TASK PROMPT: Working from the listing below, pick each line containing the word "title" and copy it.

STORED DATA:
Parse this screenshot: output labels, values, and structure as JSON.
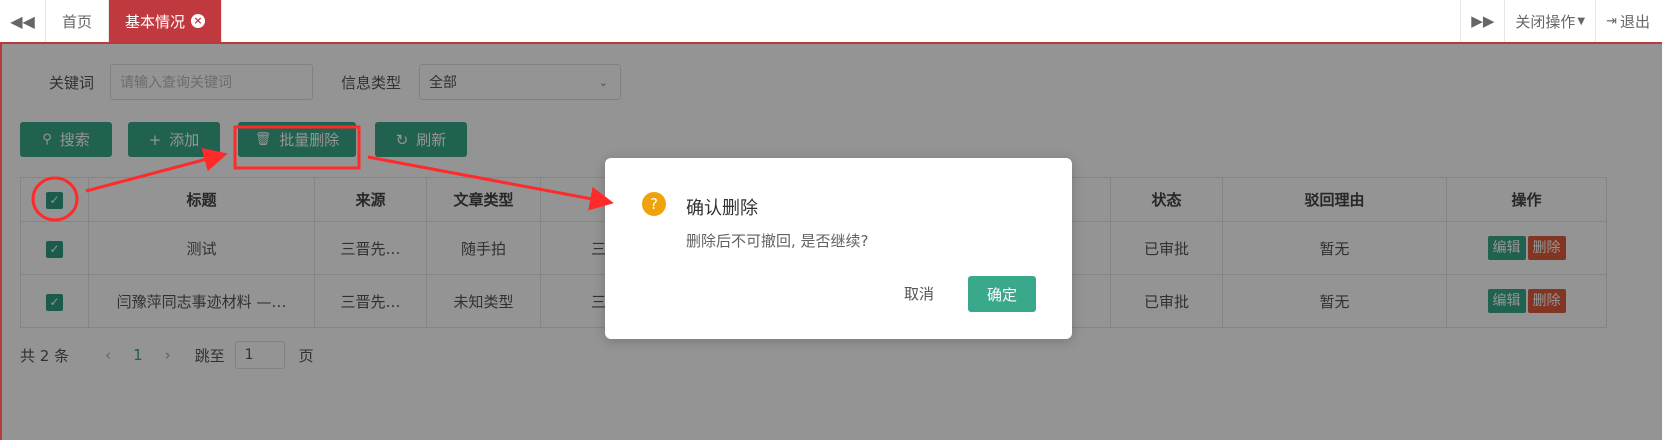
{
  "tabs": {
    "home": "首页",
    "active": "基本情况",
    "close_ops": "关闭操作",
    "logout": "退出"
  },
  "search": {
    "keyword_label": "关键词",
    "keyword_placeholder": "请输入查询关键词",
    "type_label": "信息类型",
    "type_value": "全部"
  },
  "toolbar": {
    "search": "搜索",
    "add": "添加",
    "batch_delete": "批量删除",
    "refresh": "刷新"
  },
  "table": {
    "headers": {
      "title": "标题",
      "source": "来源",
      "type": "文章类型",
      "status": "状态",
      "reason": "驳回理由",
      "ops": "操作"
    },
    "rows": [
      {
        "title": "测试",
        "source": "三晋先…",
        "type": "随手拍",
        "extra": "三",
        "status": "已审批",
        "reason": "暂无",
        "edit": "编辑",
        "delete": "删除"
      },
      {
        "title": "闫豫萍同志事迹材料 —…",
        "source": "三晋先…",
        "type": "未知类型",
        "extra": "三",
        "status": "已审批",
        "reason": "暂无",
        "edit": "编辑",
        "delete": "删除"
      }
    ]
  },
  "pager": {
    "total": "共 2 条",
    "page": "1",
    "goto_label": "跳至",
    "goto_value": "1",
    "page_suffix": "页"
  },
  "dialog": {
    "icon": "?",
    "title": "确认删除",
    "message": "删除后不可撤回, 是否继续?",
    "cancel": "取消",
    "confirm": "确定"
  },
  "colors": {
    "accent": "#3aa88a",
    "tab_active": "#c0393f",
    "danger": "#e05c3d",
    "warning": "#f0a20b",
    "annotation": "#ff2a2a"
  }
}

OUTPUT BELOW:
      "title": "标题",
        "title": "测试",
        "title": "闫豫萍同志事迹材料 —…",
    "title": "确认删除",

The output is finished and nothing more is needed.